* How to complete this task:
Please output the entries that follow exactly, without a single image.

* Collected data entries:
= Beginning of Section =

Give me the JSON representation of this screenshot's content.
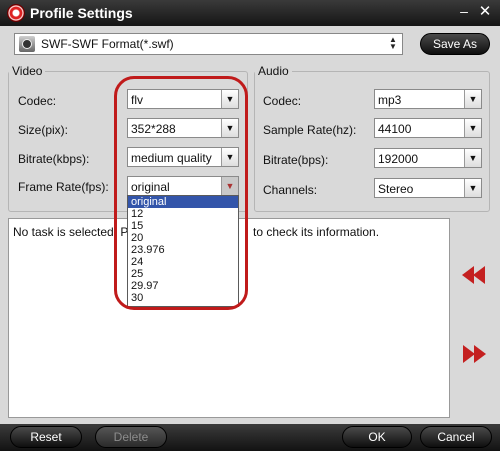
{
  "window": {
    "title": "Profile Settings",
    "minimize_glyph": "–",
    "close_glyph": "✕"
  },
  "profile": {
    "value": "SWF-SWF Format(*.swf)",
    "icon": "film-reel-icon",
    "save_as_label": "Save As"
  },
  "video": {
    "legend": "Video",
    "codec": {
      "label": "Codec:",
      "value": "flv"
    },
    "size": {
      "label": "Size(pix):",
      "value": "352*288"
    },
    "bitrate": {
      "label": "Bitrate(kbps):",
      "value": "medium quality"
    },
    "frame_rate": {
      "label": "Frame Rate(fps):",
      "value": "original",
      "options": [
        "original",
        "12",
        "15",
        "20",
        "23.976",
        "24",
        "25",
        "29.97",
        "30"
      ]
    }
  },
  "audio": {
    "legend": "Audio",
    "codec": {
      "label": "Codec:",
      "value": "mp3"
    },
    "sample_rate": {
      "label": "Sample Rate(hz):",
      "value": "44100"
    },
    "bitrate": {
      "label": "Bitrate(bps):",
      "value": "192000"
    },
    "channels": {
      "label": "Channels:",
      "value": "Stereo"
    }
  },
  "task_info": {
    "text_left": "No task is selected. P",
    "text_right": "to check its information."
  },
  "buttons": {
    "reset": "Reset",
    "delete": "Delete",
    "ok": "OK",
    "cancel": "Cancel"
  },
  "colors": {
    "accent_red": "#c42020",
    "selection_blue": "#3355aa",
    "titlebar": "#1f1f1f"
  }
}
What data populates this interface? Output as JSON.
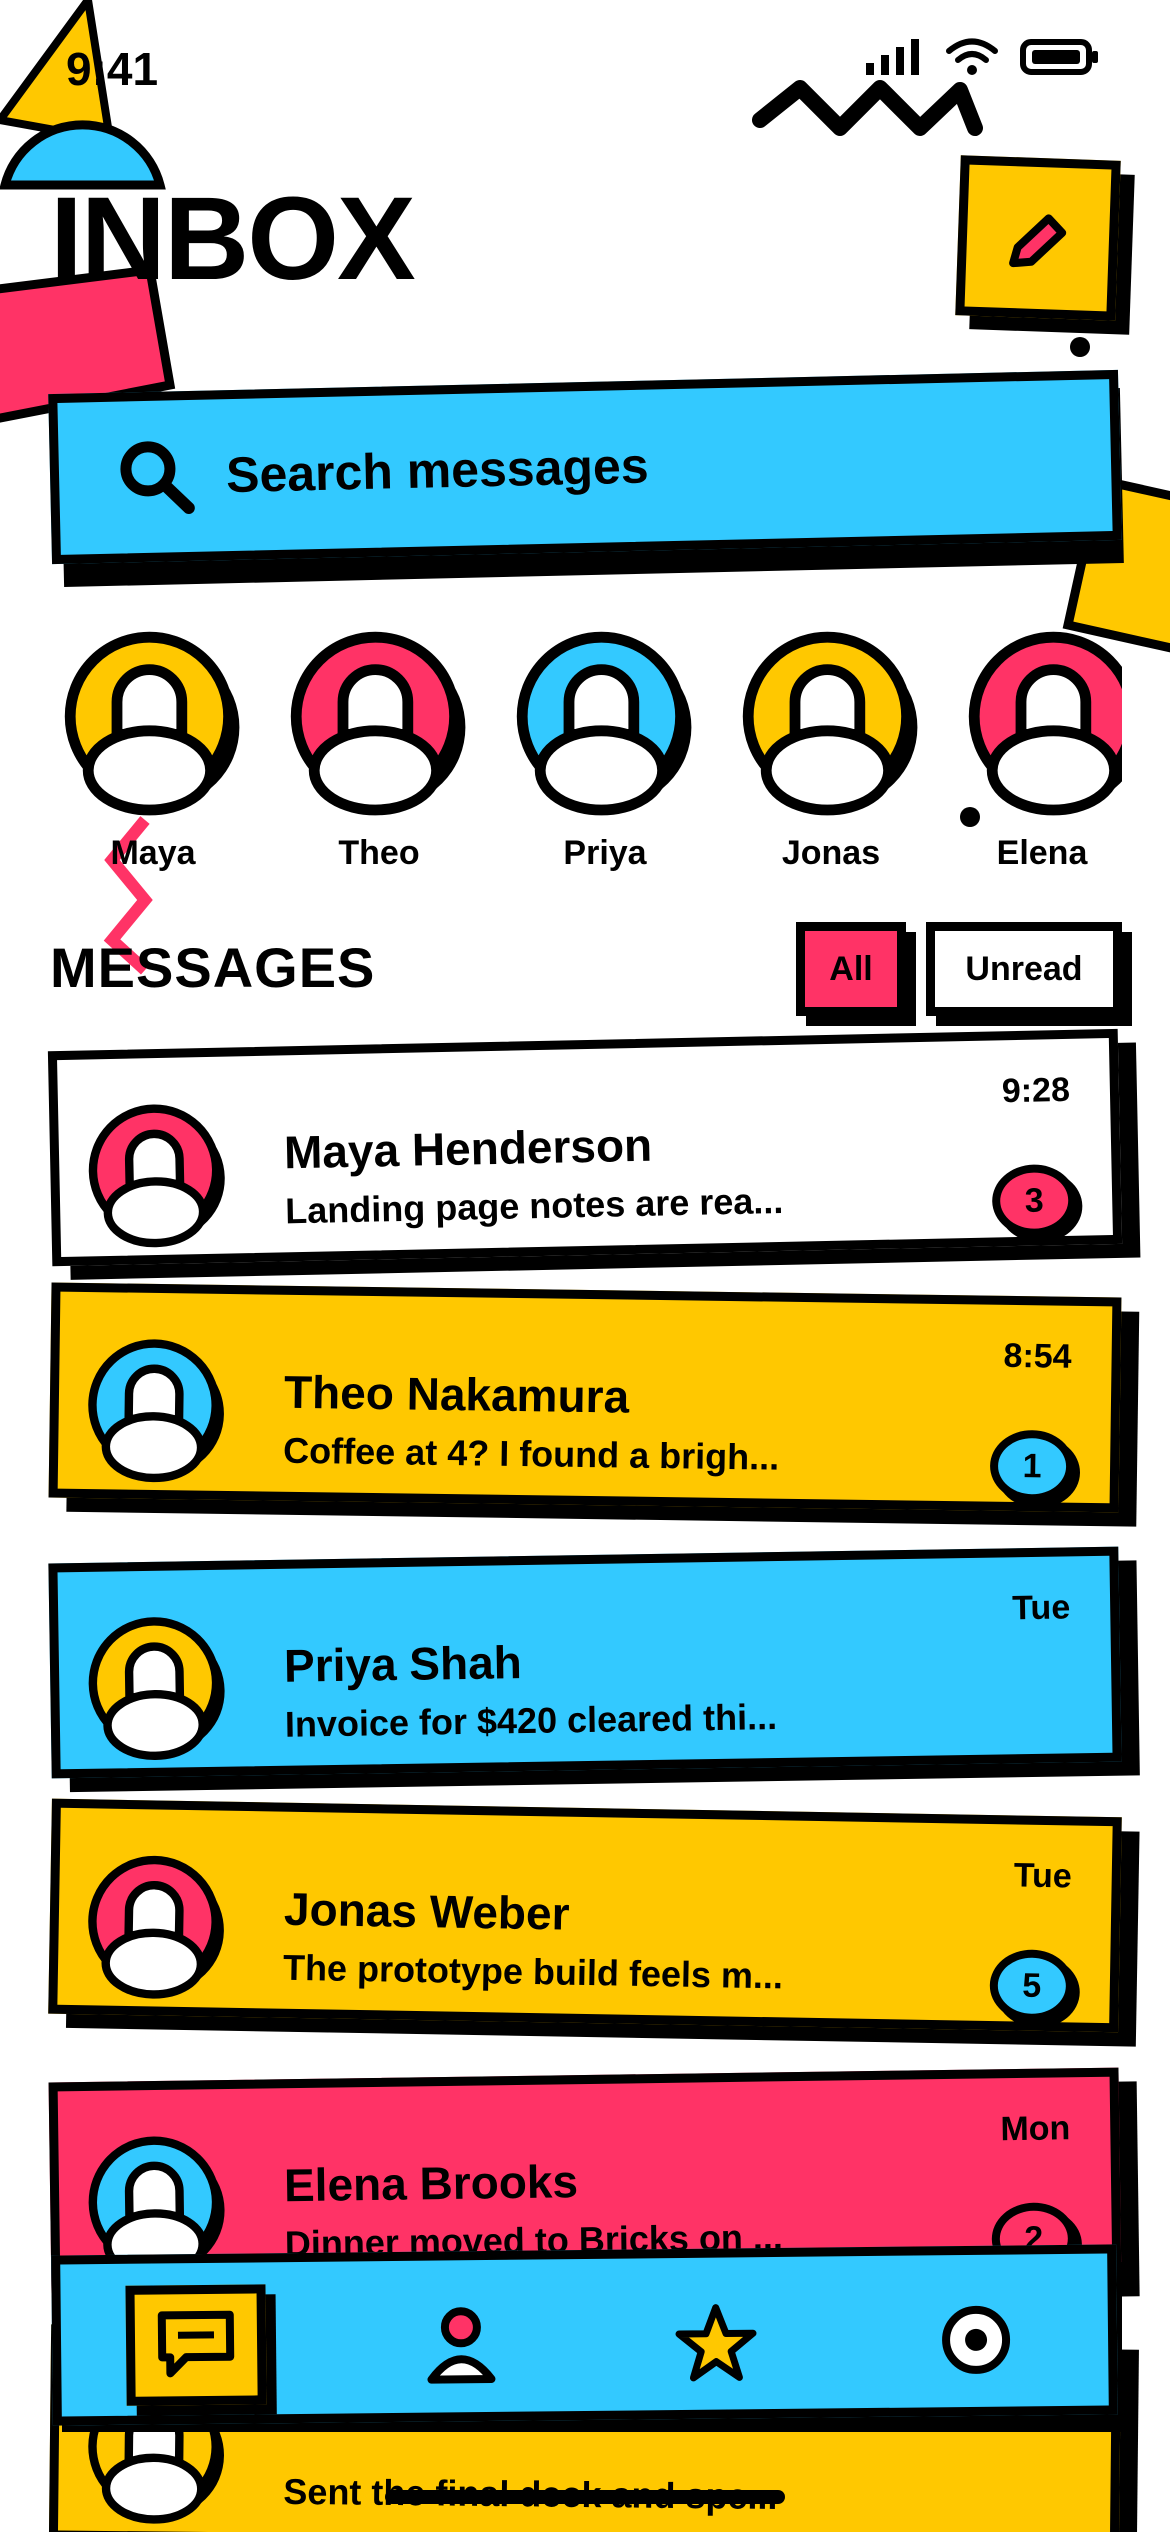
{
  "status_bar": {
    "time": "9:41"
  },
  "header": {
    "title": "INBOX"
  },
  "search": {
    "placeholder": "Search messages"
  },
  "stories": [
    {
      "name": "Maya",
      "color": "#FFC800"
    },
    {
      "name": "Theo",
      "color": "#FF3366"
    },
    {
      "name": "Priya",
      "color": "#33C9FF"
    },
    {
      "name": "Jonas",
      "color": "#FFC800"
    },
    {
      "name": "Elena",
      "color": "#FF3366"
    }
  ],
  "messages_section": {
    "heading": "MESSAGES",
    "filters": {
      "all": "All",
      "unread": "Unread",
      "active": "All"
    }
  },
  "messages": [
    {
      "name": "Maya Henderson",
      "preview": "Landing page notes are rea...",
      "time": "9:28",
      "unread": "3",
      "card_color": "#FFFFFF",
      "avatar_color": "#FF3366",
      "badge_color": "#FF3366"
    },
    {
      "name": "Theo Nakamura",
      "preview": "Coffee at 4? I found a brigh...",
      "time": "8:54",
      "unread": "1",
      "card_color": "#FFC800",
      "avatar_color": "#33C9FF",
      "badge_color": "#33C9FF"
    },
    {
      "name": "Priya Shah",
      "preview": "Invoice for $420 cleared thi...",
      "time": "Tue",
      "unread": "",
      "card_color": "#33C9FF",
      "avatar_color": "#FFC800",
      "badge_color": ""
    },
    {
      "name": "Jonas Weber",
      "preview": "The prototype build feels m...",
      "time": "Tue",
      "unread": "5",
      "card_color": "#FFC800",
      "avatar_color": "#FF3366",
      "badge_color": "#33C9FF"
    },
    {
      "name": "Elena Brooks",
      "preview": "Dinner moved to Bricks on ...",
      "time": "Mon",
      "unread": "2",
      "card_color": "#FF3366",
      "avatar_color": "#33C9FF",
      "badge_color": "#FF3366"
    },
    {
      "name": "",
      "preview": "Sent the final deck and spe...",
      "time": "",
      "unread": "",
      "card_color": "#FFC800",
      "avatar_color": "#FFC800",
      "badge_color": ""
    }
  ],
  "tab_bar": {
    "tabs": [
      {
        "icon": "chat-bubble-icon",
        "active": true
      },
      {
        "icon": "profile-icon",
        "active": false
      },
      {
        "icon": "star-icon",
        "active": false
      },
      {
        "icon": "settings-ring-icon",
        "active": false
      }
    ]
  },
  "colors": {
    "yellow": "#FFC800",
    "pink": "#FF3366",
    "blue": "#33C9FF",
    "black": "#000000"
  }
}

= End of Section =

* Response to this task:
Give me the JSON representation of this screenshot's content.
{
  "window": {
    "title": "Profile Settings",
    "minimize_glyph": "–",
    "close_glyph": "✕"
  },
  "profile": {
    "value": "SWF-SWF Format(*.swf)",
    "icon": "film-reel-icon",
    "save_as_label": "Save As"
  },
  "video": {
    "legend": "Video",
    "codec": {
      "label": "Codec:",
      "value": "flv"
    },
    "size": {
      "label": "Size(pix):",
      "value": "352*288"
    },
    "bitrate": {
      "label": "Bitrate(kbps):",
      "value": "medium quality"
    },
    "frame_rate": {
      "label": "Frame Rate(fps):",
      "value": "original",
      "options": [
        "original",
        "12",
        "15",
        "20",
        "23.976",
        "24",
        "25",
        "29.97",
        "30"
      ]
    }
  },
  "audio": {
    "legend": "Audio",
    "codec": {
      "label": "Codec:",
      "value": "mp3"
    },
    "sample_rate": {
      "label": "Sample Rate(hz):",
      "value": "44100"
    },
    "bitrate": {
      "label": "Bitrate(bps):",
      "value": "192000"
    },
    "channels": {
      "label": "Channels:",
      "value": "Stereo"
    }
  },
  "task_info": {
    "text_left": "No task is selected. P",
    "text_right": "to check its information."
  },
  "buttons": {
    "reset": "Reset",
    "delete": "Delete",
    "ok": "OK",
    "cancel": "Cancel"
  },
  "colors": {
    "accent_red": "#c42020",
    "selection_blue": "#3355aa",
    "titlebar": "#1f1f1f"
  }
}
What data populates this interface? Output as JSON.
{
  "status_bar": {
    "time": "9:41"
  },
  "header": {
    "title": "INBOX"
  },
  "search": {
    "placeholder": "Search messages"
  },
  "stories": [
    {
      "name": "Maya",
      "color": "#FFC800"
    },
    {
      "name": "Theo",
      "color": "#FF3366"
    },
    {
      "name": "Priya",
      "color": "#33C9FF"
    },
    {
      "name": "Jonas",
      "color": "#FFC800"
    },
    {
      "name": "Elena",
      "color": "#FF3366"
    }
  ],
  "messages_section": {
    "heading": "MESSAGES",
    "filters": {
      "all": "All",
      "unread": "Unread",
      "active": "All"
    }
  },
  "messages": [
    {
      "name": "Maya Henderson",
      "preview": "Landing page notes are rea...",
      "time": "9:28",
      "unread": "3",
      "card_color": "#FFFFFF",
      "avatar_color": "#FF3366",
      "badge_color": "#FF3366"
    },
    {
      "name": "Theo Nakamura",
      "preview": "Coffee at 4? I found a brigh...",
      "time": "8:54",
      "unread": "1",
      "card_color": "#FFC800",
      "avatar_color": "#33C9FF",
      "badge_color": "#33C9FF"
    },
    {
      "name": "Priya Shah",
      "preview": "Invoice for $420 cleared thi...",
      "time": "Tue",
      "unread": "",
      "card_color": "#33C9FF",
      "avatar_color": "#FFC800",
      "badge_color": ""
    },
    {
      "name": "Jonas Weber",
      "preview": "The prototype build feels m...",
      "time": "Tue",
      "unread": "5",
      "card_color": "#FFC800",
      "avatar_color": "#FF3366",
      "badge_color": "#33C9FF"
    },
    {
      "name": "Elena Brooks",
      "preview": "Dinner moved to Bricks on ...",
      "time": "Mon",
      "unread": "2",
      "card_color": "#FF3366",
      "avatar_color": "#33C9FF",
      "badge_color": "#FF3366"
    },
    {
      "name": "",
      "preview": "Sent the final deck and spe...",
      "time": "",
      "unread": "",
      "card_color": "#FFC800",
      "avatar_color": "#FFC800",
      "badge_color": ""
    }
  ],
  "tab_bar": {
    "tabs": [
      {
        "icon": "chat-bubble-icon",
        "active": true
      },
      {
        "icon": "profile-icon",
        "active": false
      },
      {
        "icon": "star-icon",
        "active": false
      },
      {
        "icon": "settings-ring-icon",
        "active": false
      }
    ]
  },
  "colors": {
    "yellow": "#FFC800",
    "pink": "#FF3366",
    "blue": "#33C9FF",
    "black": "#000000"
  }
}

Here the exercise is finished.